▸ **TASK BRIEF**
Compute how many lines in the data below contain "true"; answer only with that number.

*** PROVIDED DATA ***

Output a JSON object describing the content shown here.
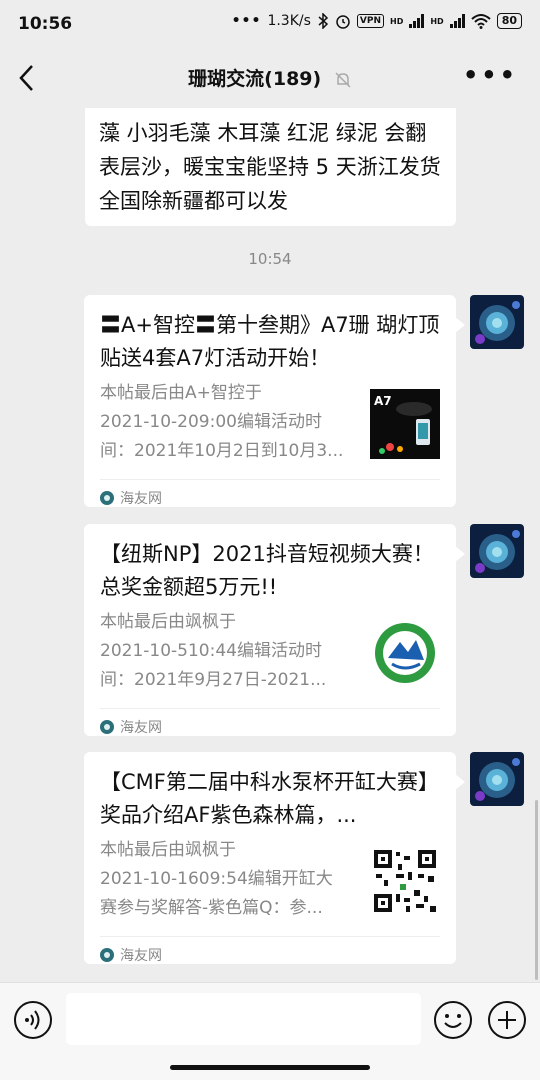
{
  "status_bar": {
    "time": "10:56",
    "speed": "1.3K/s",
    "vpn": "VPN",
    "hd1": "HD",
    "hd2": "HD",
    "battery": "80"
  },
  "header": {
    "title": "珊瑚交流(189)"
  },
  "messages": {
    "text_bubble": "藻 小羽毛藻 木耳藻 红泥 绿泥 会翻表层沙，暖宝宝能坚持 5 天浙江发货全国除新疆都可以发",
    "timestamp": "10:54"
  },
  "cards": [
    {
      "title": "〓A+智控〓第十叁期》A7珊 瑚灯顶贴送4套A7灯活动开始！",
      "desc": [
        "本帖最后由A+智控于",
        "2021-10-209:00编辑活动时",
        "间：2021年10月2日到10月3..."
      ],
      "source": "海友网",
      "thumb_label": "A7"
    },
    {
      "title": "【纽斯NP】2021抖音短视频大赛！总奖金额超5万元!!",
      "desc": [
        "本帖最后由飒枫于",
        "2021-10-510:44编辑活动时",
        "间：2021年9月27日-2021..."
      ],
      "source": "海友网"
    },
    {
      "title": "【CMF第二届中科水泵杯开缸大赛】奖品介绍AF紫色森林篇，...",
      "desc": [
        "本帖最后由飒枫于",
        "2021-10-1609:54编辑开缸大",
        "赛参与奖解答-紫色篇Q：参..."
      ],
      "source": "海友网"
    }
  ],
  "icons": {
    "back": "back-arrow-icon",
    "mute": "mute-bell-icon",
    "more": "more-dots-icon",
    "voice": "voice-icon",
    "emoji": "emoji-icon",
    "plus": "plus-icon"
  },
  "colors": {
    "background": "#ededed",
    "bubble": "#ffffff",
    "secondary_text": "#888888",
    "source_icon": "#2b6f7a"
  }
}
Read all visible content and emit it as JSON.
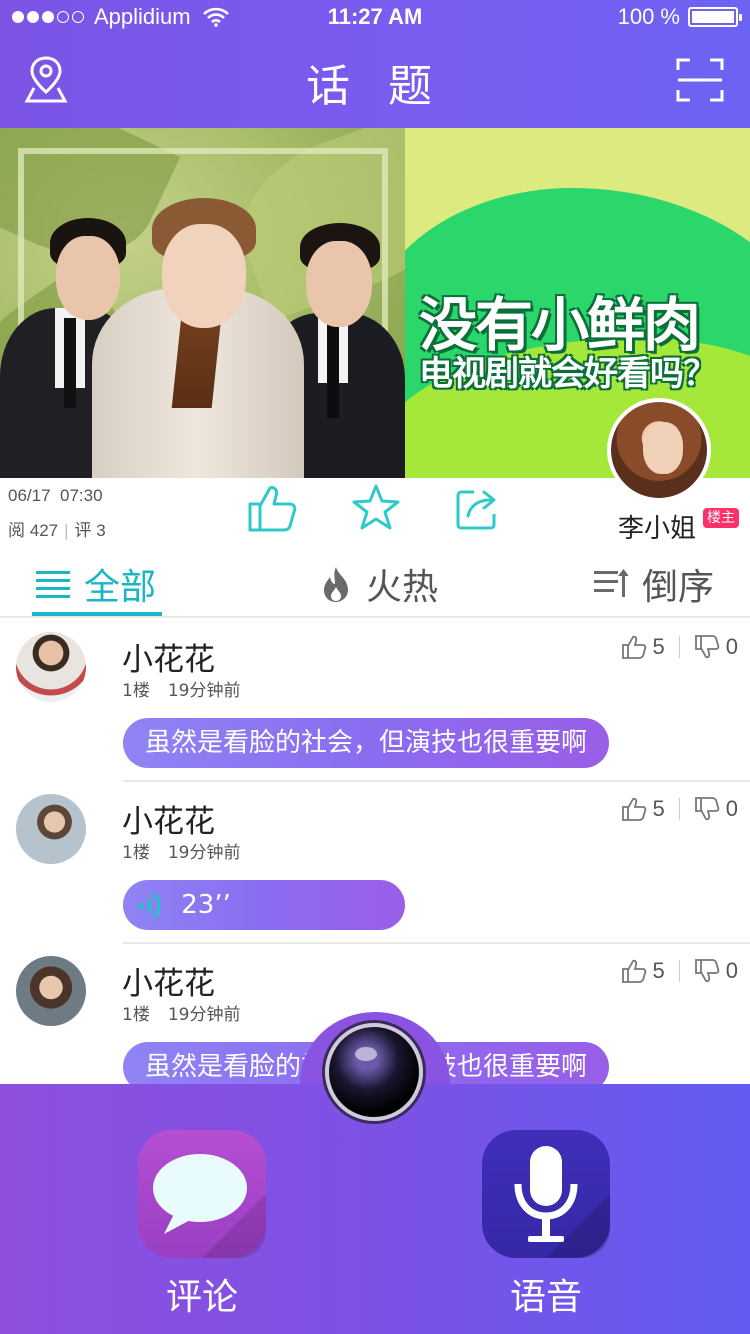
{
  "status_bar": {
    "carrier": "Applidium",
    "time": "11:27 AM",
    "battery": "100 %"
  },
  "header": {
    "title": "话 题",
    "left_icon": "location-pin-icon",
    "right_icon": "scan-frame-icon"
  },
  "banner": {
    "headline": "没有小鲜肉",
    "subheadline": "电视剧就会好看吗？",
    "colors": {
      "left_bg": "#a7bc68",
      "right_bg": "#dcea80",
      "wave": "#2bd66b"
    }
  },
  "post_meta": {
    "date": "06/17",
    "time": "07:30",
    "views_label": "阅",
    "views": "427",
    "comments_label": "评",
    "comments": "3",
    "author": "李小姐",
    "author_badge": "楼主"
  },
  "tabs": [
    {
      "label": "全部",
      "icon": "list-icon",
      "active": true
    },
    {
      "label": "火热",
      "icon": "flame-icon",
      "active": false
    },
    {
      "label": "倒序",
      "icon": "sort-icon",
      "active": false
    }
  ],
  "comments": [
    {
      "name": "小花花",
      "floor": "1楼",
      "time": "19分钟前",
      "likes": "5",
      "dislikes": "0",
      "type": "text",
      "content": "虽然是看脸的社会，但演技也很重要啊"
    },
    {
      "name": "小花花",
      "floor": "1楼",
      "time": "19分钟前",
      "likes": "5",
      "dislikes": "0",
      "type": "voice",
      "content": "23’’"
    },
    {
      "name": "小花花",
      "floor": "1楼",
      "time": "19分钟前",
      "likes": "5",
      "dislikes": "0",
      "type": "text",
      "content": "虽然是看脸的社会，但演技也很重要啊"
    }
  ],
  "bottom_bar": {
    "comment_label": "评论",
    "voice_label": "语音",
    "colors": {
      "accent": "#19b7c4",
      "purple": "#7a52e6"
    }
  }
}
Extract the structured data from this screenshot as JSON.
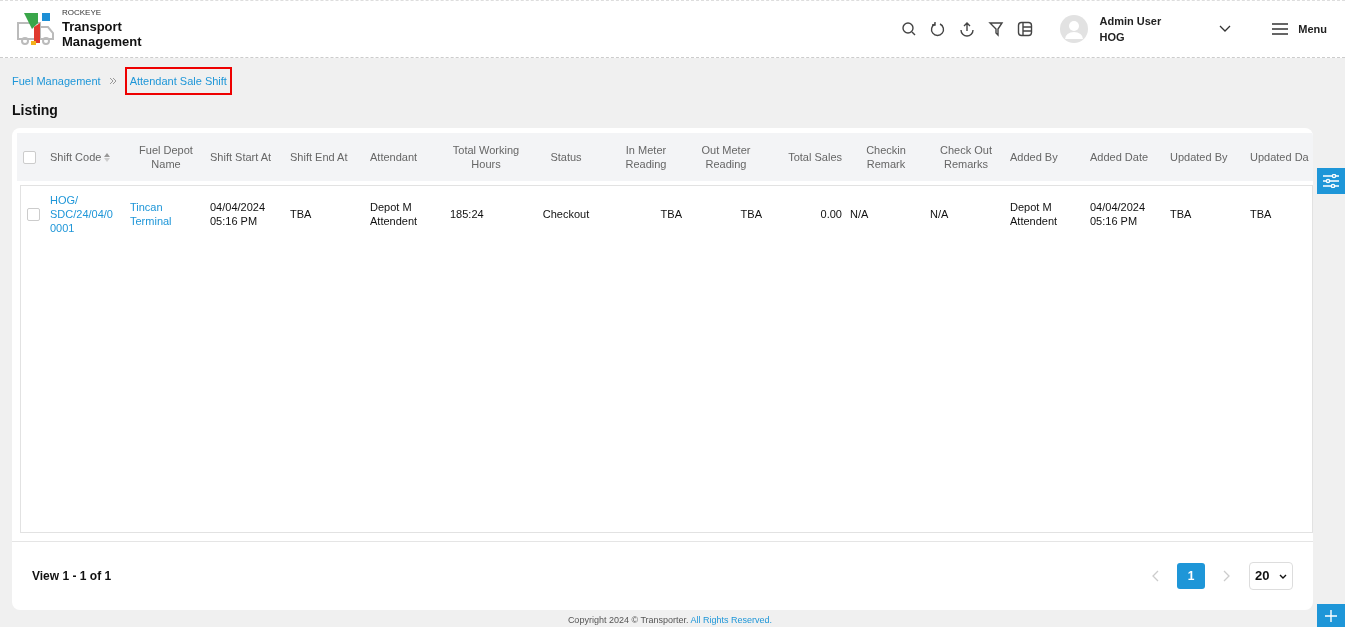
{
  "brand": {
    "company": "ROCKEYE",
    "product": "Transport Management"
  },
  "user": {
    "name": "Admin User",
    "org": "HOG"
  },
  "menu_label": "Menu",
  "breadcrumb": [
    {
      "label": "Fuel Management",
      "current": false
    },
    {
      "label": "Attendant Sale Shift",
      "current": true
    }
  ],
  "page_title": "Listing",
  "table": {
    "select_all_checked": false,
    "columns": [
      {
        "label": "Shift Code",
        "sortable": true
      },
      {
        "label": "Fuel Depot Name",
        "sortable": false
      },
      {
        "label": "Shift Start At",
        "sortable": false
      },
      {
        "label": "Shift End At",
        "sortable": false
      },
      {
        "label": "Attendant",
        "sortable": false
      },
      {
        "label": "Total Working Hours",
        "sortable": false
      },
      {
        "label": "Status",
        "sortable": false
      },
      {
        "label": "In Meter Reading",
        "sortable": false
      },
      {
        "label": "Out Meter Reading",
        "sortable": false
      },
      {
        "label": "Total Sales",
        "sortable": false
      },
      {
        "label": "Checkin Remark",
        "sortable": false
      },
      {
        "label": "Check Out Remarks",
        "sortable": false
      },
      {
        "label": "Added By",
        "sortable": false
      },
      {
        "label": "Added Date",
        "sortable": false
      },
      {
        "label": "Updated By",
        "sortable": false
      },
      {
        "label": "Updated Da",
        "sortable": false
      }
    ],
    "rows": [
      {
        "checked": false,
        "cells": [
          {
            "kind": "link",
            "text": "HOG/ SDC/24/04/0 0001"
          },
          {
            "kind": "link",
            "text": "Tincan Terminal"
          },
          {
            "kind": "text",
            "text": "04/04/2024 05:16 PM"
          },
          {
            "kind": "text",
            "text": "TBA"
          },
          {
            "kind": "text",
            "text": "Depot M Attendent"
          },
          {
            "kind": "text",
            "text": "185:24"
          },
          {
            "kind": "text",
            "text": "Checkout"
          },
          {
            "kind": "text",
            "text": "TBA"
          },
          {
            "kind": "text",
            "text": "TBA"
          },
          {
            "kind": "text",
            "text": "0.00"
          },
          {
            "kind": "text",
            "text": "N/A"
          },
          {
            "kind": "text",
            "text": "N/A"
          },
          {
            "kind": "text",
            "text": "Depot M Attendent"
          },
          {
            "kind": "text",
            "text": "04/04/2024 05:16 PM"
          },
          {
            "kind": "text",
            "text": "TBA"
          },
          {
            "kind": "text",
            "text": "TBA"
          }
        ]
      }
    ]
  },
  "pagination": {
    "summary": "View 1 - 1 of 1",
    "pages": [
      {
        "label": "1",
        "selected": true
      }
    ],
    "page_size": "20"
  },
  "footer": {
    "text": "Copyright 2024 © Transporter.",
    "link": "All Rights Reserved."
  }
}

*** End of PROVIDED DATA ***

▸ **ANSWER SPACE**
4